**What is expected**
Across the listing below, count the lines containing "NoteBooker". Give nothing but the number.

**Source material**
———
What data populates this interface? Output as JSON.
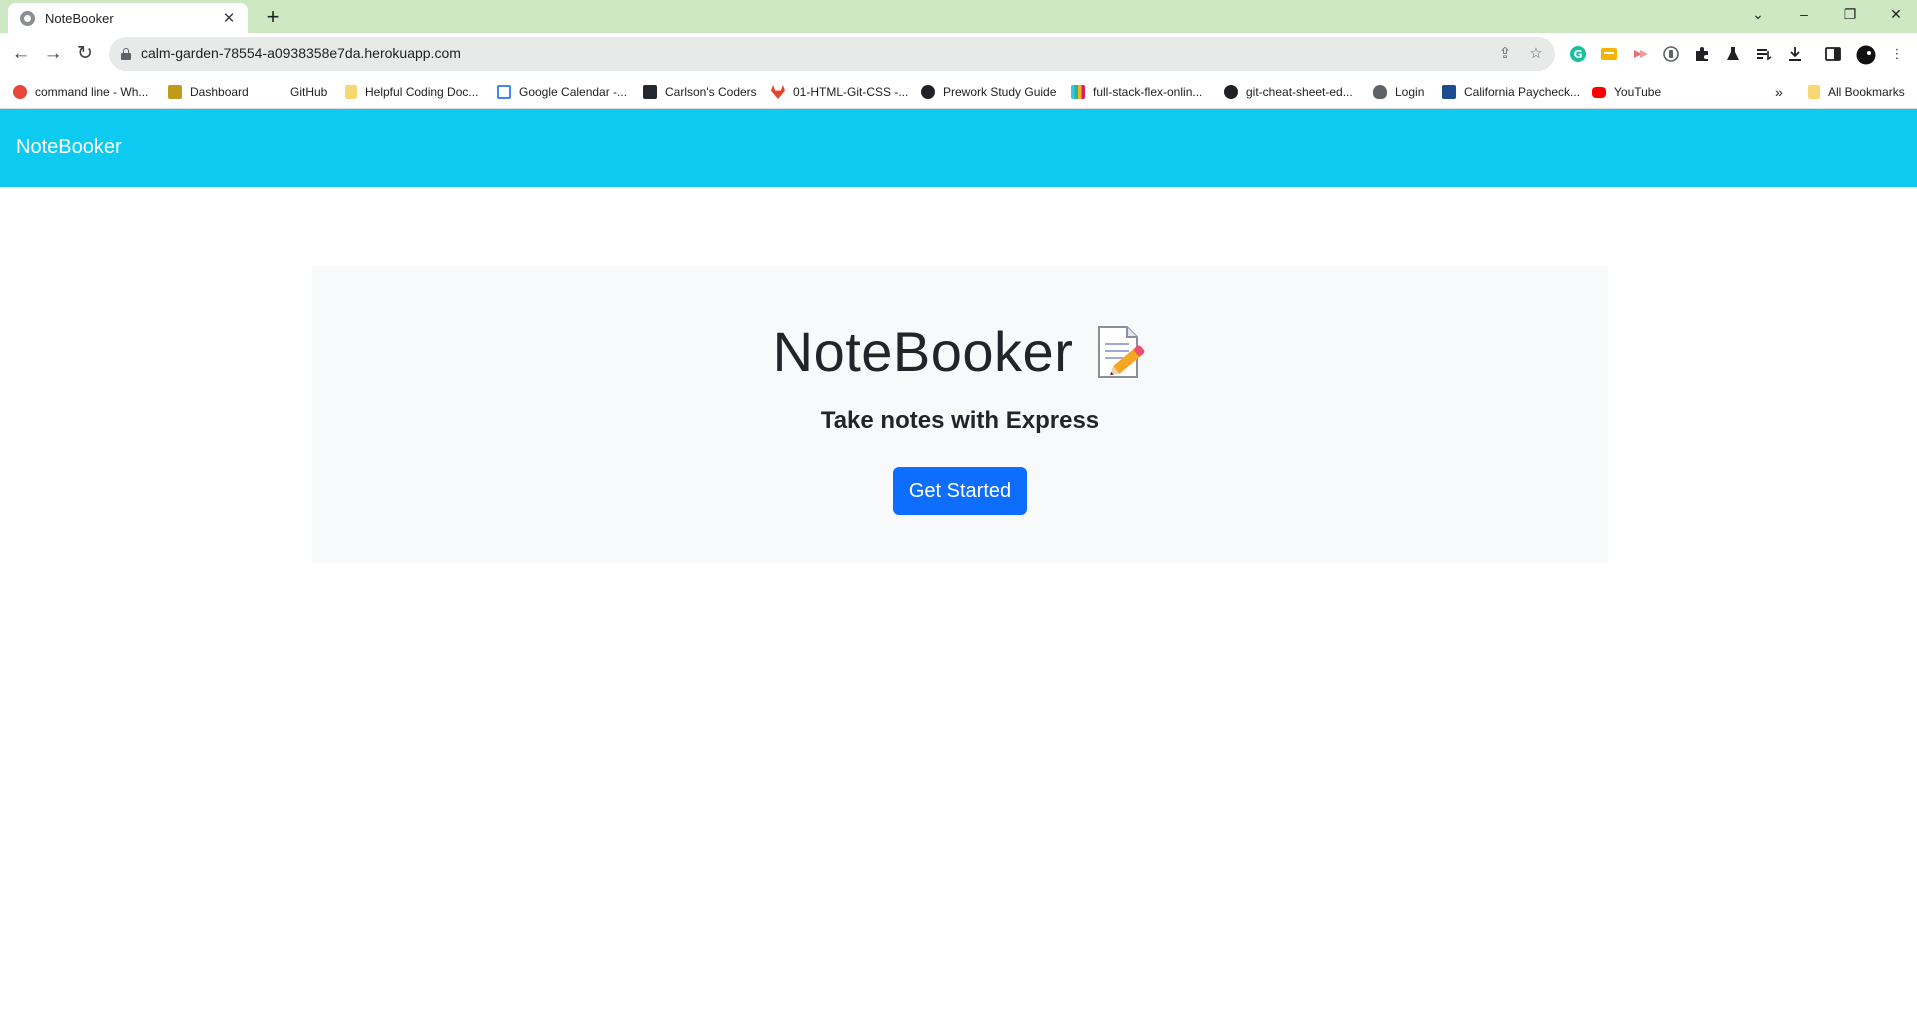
{
  "browser": {
    "tab": {
      "title": "NoteBooker",
      "favicon": "globe-icon"
    },
    "new_tab_label": "+",
    "url": "calm-garden-78554-a0938358e7da.herokuapp.com",
    "window_controls": [
      "chevron-down-icon",
      "minimize-icon",
      "restore-icon",
      "close-icon"
    ]
  },
  "bookmarks": {
    "items": [
      {
        "label": "command line - Wh...",
        "icon": "ask-icon",
        "color": "#e8453c"
      },
      {
        "label": "Dashboard",
        "icon": "dashboard-icon",
        "color": "#c19a1b"
      },
      {
        "label": "GitHub",
        "icon": "none"
      },
      {
        "label": "Helpful Coding Doc...",
        "icon": "folder-icon",
        "color": "#f7d774"
      },
      {
        "label": "Google Calendar -...",
        "icon": "calendar-icon",
        "color": "#4285f4"
      },
      {
        "label": "Carlson's Coders",
        "icon": "code-icon",
        "color": "#24292f"
      },
      {
        "label": "01-HTML-Git-CSS -...",
        "icon": "gitlab-icon",
        "color": "#e24329"
      },
      {
        "label": "Prework Study Guide",
        "icon": "globe-icon",
        "color": "#202124"
      },
      {
        "label": "full-stack-flex-onlin...",
        "icon": "slack-icon",
        "color": "#e01e5a"
      },
      {
        "label": "git-cheat-sheet-ed...",
        "icon": "github-icon",
        "color": "#202124"
      },
      {
        "label": "Login",
        "icon": "paw-icon",
        "color": "#5f6368"
      },
      {
        "label": "California Paycheck...",
        "icon": "smartasset-icon",
        "color": "#1d4b8f"
      },
      {
        "label": "YouTube",
        "icon": "youtube-icon",
        "color": "#ff0000"
      }
    ],
    "overflow_label": "»",
    "all_bookmarks_label": "All Bookmarks"
  },
  "navbar": {
    "brand": "NoteBooker",
    "color": "#0dcaf0"
  },
  "hero": {
    "title": "NoteBooker",
    "emoji": "memo-icon",
    "subtitle": "Take notes with Express",
    "button_label": "Get Started",
    "button_color": "#0d6efd"
  }
}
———
**Result of this exercise**
3